It bears the marks of having been partly built out of the ruins of the monastery ; and probably stands on or near the site of the abbot's hall. The celebrated Sir Hugh Cholmley greatly enlargad and improved the structure, about the year 1635; and the eastern part of it was probably added by him. During the civil wars, Sir Hugh fortified the house, and had a
garrison to defend it, as appears by the following passage in Vicars' Parliamentary Chronicle for February, 1643-4, p. 160: « The most noble and ever-to-be-honoured and renouned Lord Fairfax-about this time enlarged his quarters from Hull 20 miles towards Durham, and by a party of horse, commanded by that valiant, victorious, and religious commander, Sir William Constable, drave that rotten apostate, Sir Hugh Chomley, out of Scarborough towne into the castle, which caused such an operation in the hearts of the inhabitants of Whitby, as that they were soone and surely reduced and settled (as you already heard in part they were) to the Parliament's side, and, presently after, seized on Sir Hugh's great house and fort on the High-Clift, disarmed his garrison, and so kept it for Lord Fairfax, who, afterwards, sent 200 horse, the better to secure
The last Sir Hugh Cholmley, about the year 1672, built the north side of the hall, forming a handsome and extensive front; the whole structure now assuming the form of a square, with an open area within. The Duke and Duchess of Lauderdale, the Earls of Athol and Kinghorn, and others of the nobility, were entertained by Sir Hugh, in his improved mansion. When the Wentworth estates fell to the Cholmley family, in 1743, Howsham became the chief residence of the family, and Whitby Hall began to be deserted.

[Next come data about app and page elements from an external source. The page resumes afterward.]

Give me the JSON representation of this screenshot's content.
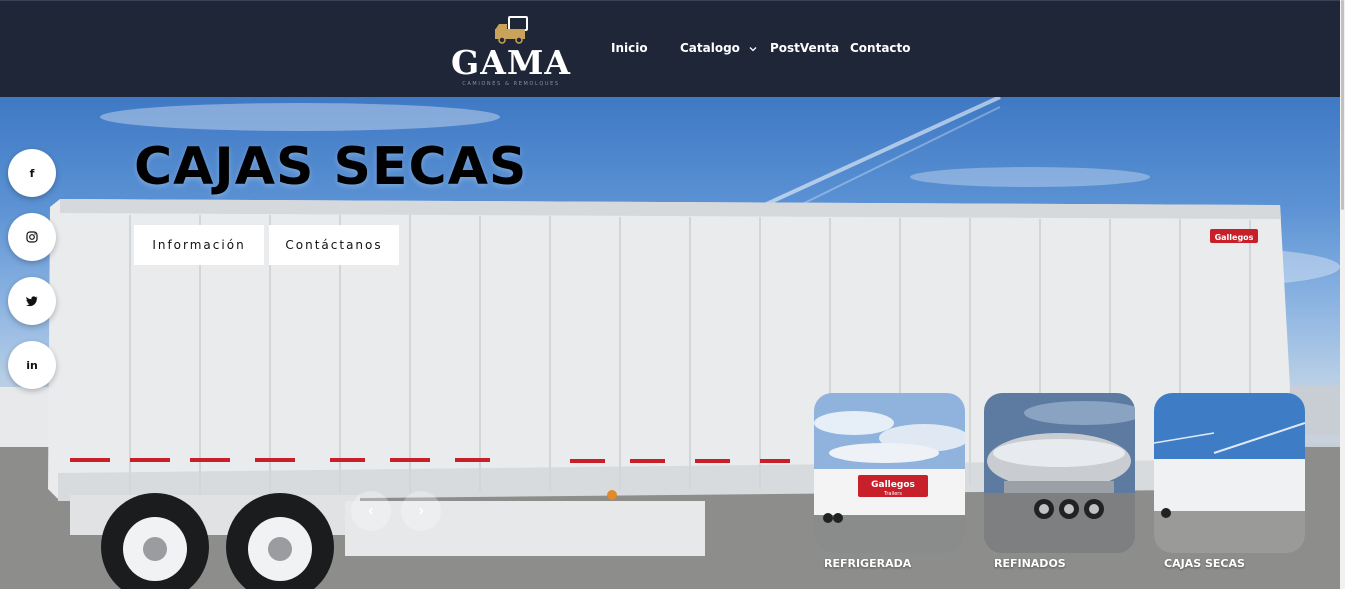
{
  "brand": {
    "name": "GAMA",
    "tagline": "CAMIONES & REMOLQUES"
  },
  "nav": {
    "items": [
      {
        "label": "Inicio"
      },
      {
        "label": "Catalogo"
      },
      {
        "label": "PostVenta"
      },
      {
        "label": "Contacto"
      }
    ]
  },
  "hero": {
    "title": "CAJAS SECAS",
    "trailer_brand": "Gallegos",
    "buttons": [
      {
        "label": "Información"
      },
      {
        "label": "Contáctanos"
      }
    ]
  },
  "social": [
    {
      "label": "f",
      "icon": "facebook-icon"
    },
    {
      "label": "",
      "icon": "instagram-icon"
    },
    {
      "label": "",
      "icon": "twitter-icon"
    },
    {
      "label": "in",
      "icon": "linkedin-icon"
    }
  ],
  "slider": {
    "thumbnails": [
      {
        "label": "REFRIGERADA",
        "sign": "Gallegos",
        "sign_sub": "Trailers"
      },
      {
        "label": "REFINADOS"
      },
      {
        "label": "CAJAS SECAS"
      }
    ]
  },
  "colors": {
    "header_bg": "#1f2637",
    "logo_gold": "#c9a35a",
    "accent_red": "#c8202a"
  }
}
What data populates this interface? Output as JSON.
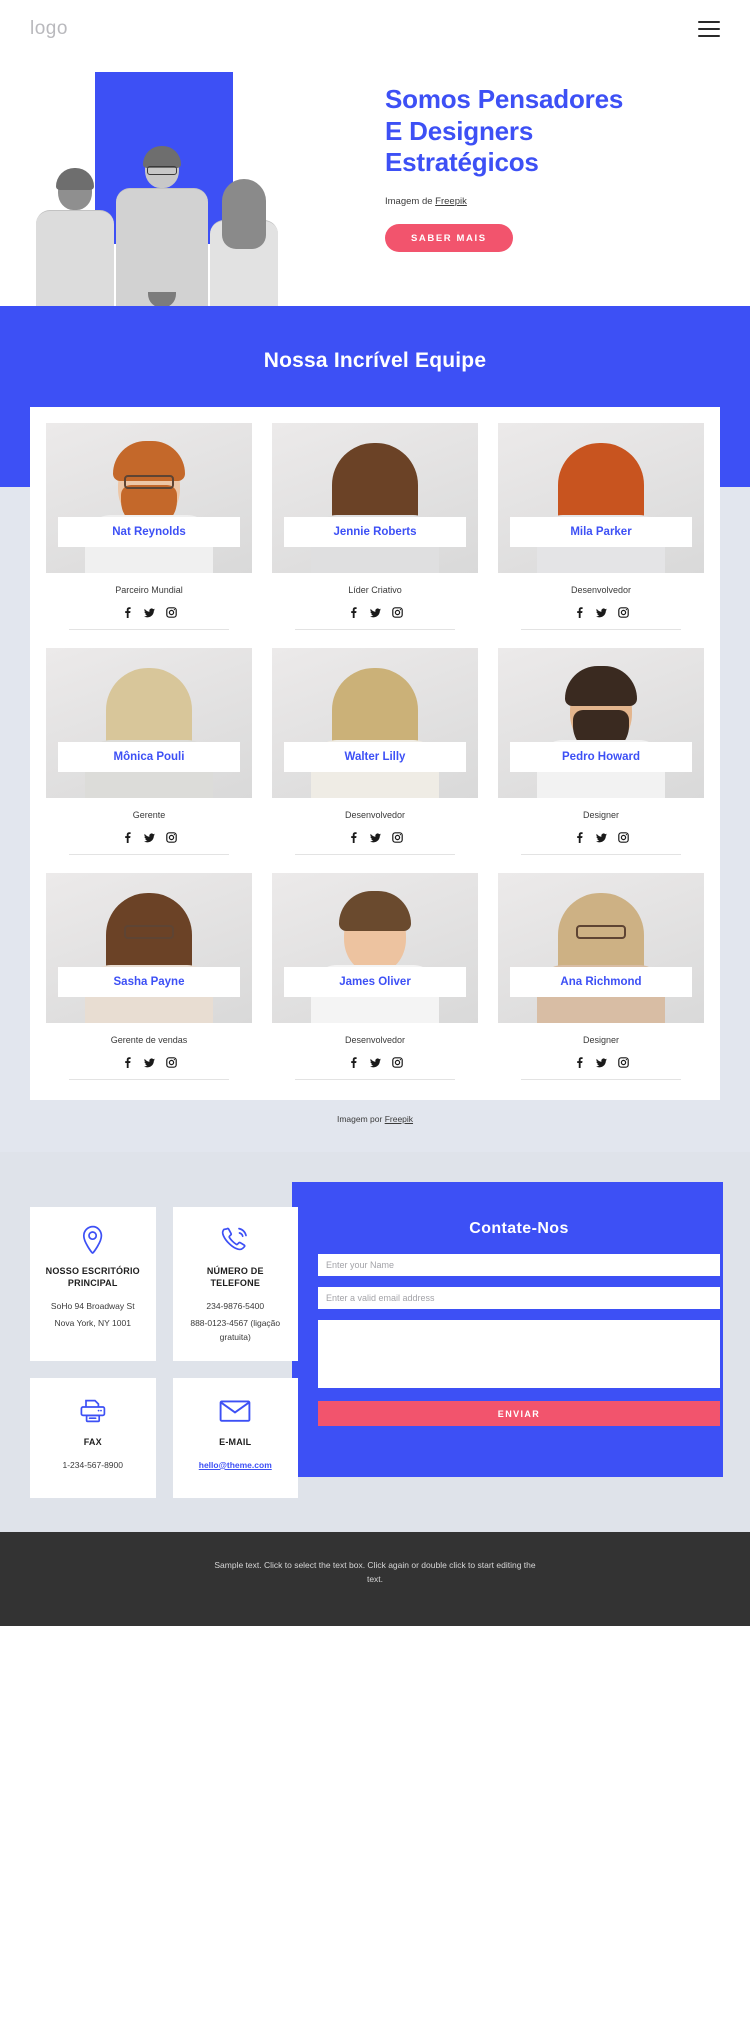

About fifty years ago, the wind having injured the roof of the north front, the whole of that side, which was the principal part of the house, was dismantled, only the walls being left standing.
The present representative of the family, and the Lord of Whitby, is George Cholmley, Esq.
NOTES RESPECTING THE LIFE AND FAMILY OF
JOHN DYER, THE POET.
By W. HYLTON LONGSTAFFE.
No. IV. 1740–1750.
The « Ruins of Rome," a poem possessing fine passages, and language the most exalted, appeared in 1740. The poet's hatred of Popery here also appears. Speaking of the old Roman gods, he calls them
Terrifick, monstrous shapes ! prepost'rous gods,
And adds in a note, “ Several statues of the Pagan gods have been converted into images of saints," which is likely enough. Dyer saw these things with his own eyes. The MS. of this poem is a small octavo, very fairly written, containing many and various readings, but none are of any peculiar interest. Part of the above passage at first read
Blindly they worship under varied names,
And the alterations have the words, “ Vile mediation,” “ bestial types," showing how warm he was on this subject. And now his declining health, and his natural love of privacy and quiet study, determined him to enter the church; so he took orders, and was in 1741 presented by Mr. Harper to Calthorp or Catthorp, in Leicestershire. He had by this time also married. His wife's maiden name was, as before mentioned, Sarah Ensor, married first to a Mr. Hawkins. Dyer was residing at Nuneaton, near Coventry, according to a MS. pedigree of the Pauls of Wilnecote, when this event took place. “My wife's name,” says, he in a letter to Mr. Duncombe, “was Ensor, whose grandmother was a Shakespear, descended from a brother of everybody's Shakespear.” Of this Shakespear descent I am sorry I know nothing, nor have I seen any remarks on it. The following table will shew Mrs. Dyer's immediate